Anna Deavere Smith, known for her roles in "Nurse Jackie" and "The West Wing," portrays 20 different people of all ages, genders and ethnicities in her play "Let Me Down Easy." She'll present the one-woman work at the Lincoln Theatre as part of the Wexner Center season.

Anna Deavere Smith, known for her roles in "Nurse Jackie" and "The West Wing," portrays 20 different people of all ages, genders and ethnicities in her play "Let Me Down Easy." She'll present the one-woman work at the Lincoln Theatre as part of the Wexner Center season.

On the surface, the play is about health care in the United States. But Smith said in a 2009 interview with NPR that to her, it is a study of "the resilience of the human body on the one hand, the vulnerability on the other and the inevitability we don't live forever."

Smith constructed the play using the words, gestures, accents and idiosyncrasies of people she has interviewed, which creates a broad spectrum of unfiltered viewpoints.

Some of the people she brings to life - bicyclist Lance Armstrong, playwright Eve Ensler, former Texas Gov. Ann Richards, movie critic Joel Siegel - are familiar to us. But others, such as a rodeo bull rider and various doctors and patients, are as everyday as we are.

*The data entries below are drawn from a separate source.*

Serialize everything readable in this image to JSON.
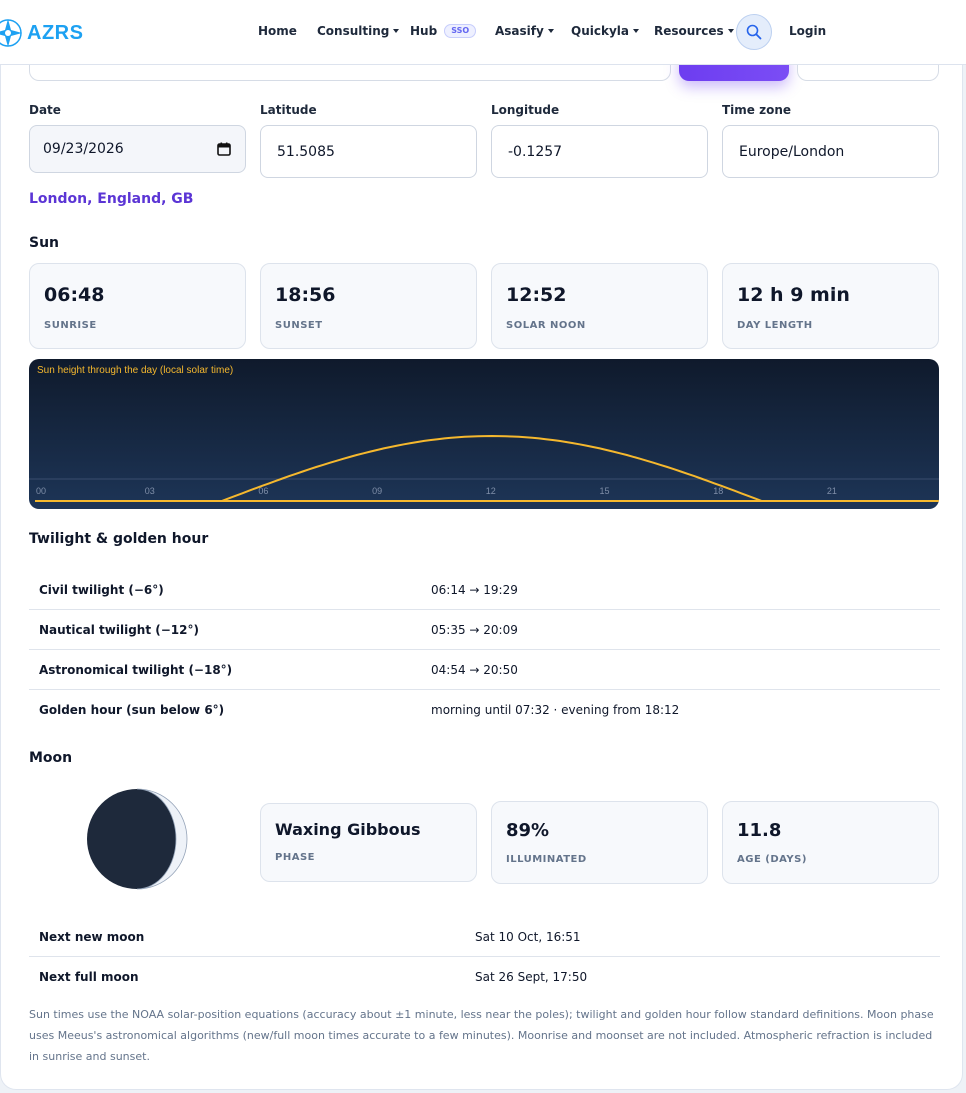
{
  "nav": {
    "brand": "AZRS",
    "items": [
      {
        "label": "Home",
        "dropdown": false
      },
      {
        "label": "Consulting",
        "dropdown": true
      },
      {
        "label": "Hub",
        "dropdown": false,
        "badge": "SSO"
      },
      {
        "label": "Asasify",
        "dropdown": true
      },
      {
        "label": "Quickyla",
        "dropdown": true
      },
      {
        "label": "Resources",
        "dropdown": true
      }
    ],
    "search_icon": "search-icon",
    "login": "Login"
  },
  "form": {
    "date_label": "Date",
    "date_value": "09/23/2026",
    "latitude_label": "Latitude",
    "latitude_value": "51.5085",
    "longitude_label": "Longitude",
    "longitude_value": "-0.1257",
    "timezone_label": "Time zone",
    "timezone_value": "Europe/London"
  },
  "place": "London, England, GB",
  "sun": {
    "title": "Sun",
    "stats": [
      {
        "value": "06:48",
        "caption": "SUNRISE"
      },
      {
        "value": "18:56",
        "caption": "SUNSET"
      },
      {
        "value": "12:52",
        "caption": "SOLAR NOON"
      },
      {
        "value": "12 h 9 min",
        "caption": "DAY LENGTH"
      }
    ]
  },
  "chart_data": {
    "type": "area",
    "title": "Sun height through the day (local solar time)",
    "x_ticks": [
      "00",
      "03",
      "06",
      "09",
      "12",
      "15",
      "18",
      "21"
    ],
    "x_range": [
      0,
      24
    ],
    "sunrise_hour": 6.0,
    "sunset_hour": 18.05,
    "peak_hour": 12,
    "line_color": "#f5b82e",
    "background_top": "#0f1a2c",
    "background_bottom": "#1d3557"
  },
  "twilight": {
    "title": "Twilight & golden hour",
    "rows": [
      {
        "label": "Civil twilight (−6°)",
        "value": "06:14 → 19:29"
      },
      {
        "label": "Nautical twilight (−12°)",
        "value": "05:35 → 20:09"
      },
      {
        "label": "Astronomical twilight (−18°)",
        "value": "04:54 → 20:50"
      },
      {
        "label": "Golden hour (sun below 6°)",
        "value": "morning until 07:32 · evening from 18:12"
      }
    ]
  },
  "moon": {
    "title": "Moon",
    "illumination_fraction": 0.89,
    "stats": [
      {
        "value": "Waxing Gibbous",
        "caption": "PHASE"
      },
      {
        "value": "89%",
        "caption": "ILLUMINATED"
      },
      {
        "value": "11.8",
        "caption": "AGE (DAYS)"
      }
    ],
    "rows": [
      {
        "label": "Next new moon",
        "value": "Sat 10 Oct, 16:51"
      },
      {
        "label": "Next full moon",
        "value": "Sat 26 Sept, 17:50"
      }
    ]
  },
  "footnote": "Sun times use the NOAA solar-position equations (accuracy about ±1 minute, less near the poles); twilight and golden hour follow standard definitions. Moon phase uses Meeus's astronomical algorithms (new/full moon times accurate to a few minutes). Moonrise and moonset are not included. Atmospheric refraction is included in sunrise and sunset."
}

Smith tends to choose topics with inherent drama, such as the racial tensions in Crown Heights, Brooklyn, in 1991 or the riots that followed the Rodney King verdict in Los Angeles. Illness, mortality and how we deal with them - it doesn't get much more dramatic than that.